▶ **Goal of the exercise**
Scan the entries for lines with the word "ReFS", then copy those lines.

▶ **Provided information**
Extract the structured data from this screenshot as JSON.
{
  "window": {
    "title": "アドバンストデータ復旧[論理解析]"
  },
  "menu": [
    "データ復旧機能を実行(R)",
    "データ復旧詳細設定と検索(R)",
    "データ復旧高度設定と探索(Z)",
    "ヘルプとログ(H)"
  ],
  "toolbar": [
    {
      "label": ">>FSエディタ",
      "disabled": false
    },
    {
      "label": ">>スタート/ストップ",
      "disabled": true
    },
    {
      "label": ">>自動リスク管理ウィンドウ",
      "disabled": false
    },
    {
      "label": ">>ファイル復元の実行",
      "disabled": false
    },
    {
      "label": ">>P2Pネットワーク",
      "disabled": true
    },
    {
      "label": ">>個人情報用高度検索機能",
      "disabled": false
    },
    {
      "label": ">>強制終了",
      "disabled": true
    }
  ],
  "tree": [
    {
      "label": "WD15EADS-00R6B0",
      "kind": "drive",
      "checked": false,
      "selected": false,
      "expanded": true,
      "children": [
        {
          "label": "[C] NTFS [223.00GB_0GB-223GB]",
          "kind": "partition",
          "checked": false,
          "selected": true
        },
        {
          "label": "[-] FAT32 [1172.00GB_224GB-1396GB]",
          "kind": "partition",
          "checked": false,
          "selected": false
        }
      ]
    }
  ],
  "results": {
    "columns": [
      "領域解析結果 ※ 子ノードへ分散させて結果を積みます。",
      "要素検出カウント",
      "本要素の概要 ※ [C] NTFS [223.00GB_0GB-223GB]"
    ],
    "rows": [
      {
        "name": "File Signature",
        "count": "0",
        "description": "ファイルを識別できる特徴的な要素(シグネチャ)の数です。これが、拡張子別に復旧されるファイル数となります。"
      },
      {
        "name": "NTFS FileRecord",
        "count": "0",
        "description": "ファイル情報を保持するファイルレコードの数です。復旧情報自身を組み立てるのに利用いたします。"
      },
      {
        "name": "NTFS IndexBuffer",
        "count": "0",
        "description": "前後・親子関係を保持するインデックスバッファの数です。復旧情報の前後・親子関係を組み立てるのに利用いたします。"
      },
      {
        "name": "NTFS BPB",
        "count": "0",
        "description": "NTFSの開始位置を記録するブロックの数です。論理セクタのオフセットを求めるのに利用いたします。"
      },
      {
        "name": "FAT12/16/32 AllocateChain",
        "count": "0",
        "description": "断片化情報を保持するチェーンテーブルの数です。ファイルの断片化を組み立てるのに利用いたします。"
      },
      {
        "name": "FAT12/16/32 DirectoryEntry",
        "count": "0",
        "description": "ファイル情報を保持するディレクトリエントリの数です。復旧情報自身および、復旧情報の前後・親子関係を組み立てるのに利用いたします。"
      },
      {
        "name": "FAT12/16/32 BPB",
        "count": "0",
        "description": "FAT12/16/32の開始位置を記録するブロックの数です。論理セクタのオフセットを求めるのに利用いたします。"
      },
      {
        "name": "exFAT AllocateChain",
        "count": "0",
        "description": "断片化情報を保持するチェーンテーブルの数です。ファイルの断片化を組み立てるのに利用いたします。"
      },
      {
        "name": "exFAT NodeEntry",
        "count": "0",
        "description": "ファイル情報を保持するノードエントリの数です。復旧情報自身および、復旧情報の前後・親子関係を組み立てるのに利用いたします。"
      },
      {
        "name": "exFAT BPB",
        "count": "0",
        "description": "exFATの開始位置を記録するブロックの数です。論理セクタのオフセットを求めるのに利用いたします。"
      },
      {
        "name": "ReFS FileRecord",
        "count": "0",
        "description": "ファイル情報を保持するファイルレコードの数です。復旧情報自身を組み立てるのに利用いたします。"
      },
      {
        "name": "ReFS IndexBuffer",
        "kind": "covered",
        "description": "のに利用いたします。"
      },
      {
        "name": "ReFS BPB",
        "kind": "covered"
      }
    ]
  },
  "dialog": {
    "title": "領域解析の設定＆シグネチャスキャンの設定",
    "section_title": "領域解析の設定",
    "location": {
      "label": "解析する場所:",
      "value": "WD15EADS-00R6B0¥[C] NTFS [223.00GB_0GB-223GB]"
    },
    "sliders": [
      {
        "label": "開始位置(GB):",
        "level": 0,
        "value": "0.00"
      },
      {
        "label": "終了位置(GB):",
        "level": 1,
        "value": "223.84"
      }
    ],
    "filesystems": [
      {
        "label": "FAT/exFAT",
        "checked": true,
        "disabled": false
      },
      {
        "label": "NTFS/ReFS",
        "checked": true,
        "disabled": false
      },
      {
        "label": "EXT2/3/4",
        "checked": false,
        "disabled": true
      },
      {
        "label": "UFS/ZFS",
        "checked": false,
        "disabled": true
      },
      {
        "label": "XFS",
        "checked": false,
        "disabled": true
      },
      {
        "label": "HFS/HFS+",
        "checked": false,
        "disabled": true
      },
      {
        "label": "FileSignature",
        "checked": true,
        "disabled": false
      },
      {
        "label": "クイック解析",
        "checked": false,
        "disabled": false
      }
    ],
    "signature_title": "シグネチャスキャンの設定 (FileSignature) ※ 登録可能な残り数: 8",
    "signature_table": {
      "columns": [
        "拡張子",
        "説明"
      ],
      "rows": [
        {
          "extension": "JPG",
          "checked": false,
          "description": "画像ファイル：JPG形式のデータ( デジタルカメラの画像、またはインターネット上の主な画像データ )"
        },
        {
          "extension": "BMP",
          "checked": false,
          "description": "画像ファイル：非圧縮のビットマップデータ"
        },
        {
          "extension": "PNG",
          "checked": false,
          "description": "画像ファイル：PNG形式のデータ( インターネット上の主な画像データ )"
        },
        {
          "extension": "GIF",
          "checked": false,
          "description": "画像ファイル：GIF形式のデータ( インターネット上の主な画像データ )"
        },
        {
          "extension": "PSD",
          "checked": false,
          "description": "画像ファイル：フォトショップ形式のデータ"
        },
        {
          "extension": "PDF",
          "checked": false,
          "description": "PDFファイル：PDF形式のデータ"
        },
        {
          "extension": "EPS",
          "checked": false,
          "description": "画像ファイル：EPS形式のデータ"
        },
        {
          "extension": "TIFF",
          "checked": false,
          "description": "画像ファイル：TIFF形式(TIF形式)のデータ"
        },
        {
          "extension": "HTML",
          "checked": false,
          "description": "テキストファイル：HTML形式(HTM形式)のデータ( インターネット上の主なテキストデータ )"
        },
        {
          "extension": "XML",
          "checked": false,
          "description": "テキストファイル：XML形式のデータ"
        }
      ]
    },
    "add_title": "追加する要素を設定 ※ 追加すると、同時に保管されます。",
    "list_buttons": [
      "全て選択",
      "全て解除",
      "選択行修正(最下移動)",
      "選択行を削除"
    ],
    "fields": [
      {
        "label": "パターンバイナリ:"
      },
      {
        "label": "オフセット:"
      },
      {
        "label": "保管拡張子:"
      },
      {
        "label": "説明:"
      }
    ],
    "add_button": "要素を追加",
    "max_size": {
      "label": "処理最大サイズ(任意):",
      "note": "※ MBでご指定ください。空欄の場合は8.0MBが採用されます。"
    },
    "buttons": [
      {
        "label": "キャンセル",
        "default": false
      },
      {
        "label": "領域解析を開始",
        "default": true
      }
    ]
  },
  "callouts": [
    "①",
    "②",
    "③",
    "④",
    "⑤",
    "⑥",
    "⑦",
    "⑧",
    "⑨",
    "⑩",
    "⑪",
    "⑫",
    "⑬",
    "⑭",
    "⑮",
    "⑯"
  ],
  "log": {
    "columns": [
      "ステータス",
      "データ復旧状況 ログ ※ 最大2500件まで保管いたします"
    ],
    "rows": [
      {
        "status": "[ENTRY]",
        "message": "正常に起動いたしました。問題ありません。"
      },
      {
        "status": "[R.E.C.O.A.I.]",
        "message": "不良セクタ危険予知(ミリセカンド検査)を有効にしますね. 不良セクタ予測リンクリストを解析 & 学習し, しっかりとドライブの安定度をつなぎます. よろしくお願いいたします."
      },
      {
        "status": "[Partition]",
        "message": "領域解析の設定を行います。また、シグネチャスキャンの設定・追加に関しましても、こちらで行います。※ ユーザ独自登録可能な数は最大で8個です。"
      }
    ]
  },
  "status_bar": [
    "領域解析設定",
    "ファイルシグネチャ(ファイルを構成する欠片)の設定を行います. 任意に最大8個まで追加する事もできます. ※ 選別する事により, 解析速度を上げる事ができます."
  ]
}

▶ **Exercise output**
        "name": "ReFS FileRecord",
        "name": "ReFS IndexBuffer",
        "name": "ReFS BPB",
        "label": "NTFS/ReFS",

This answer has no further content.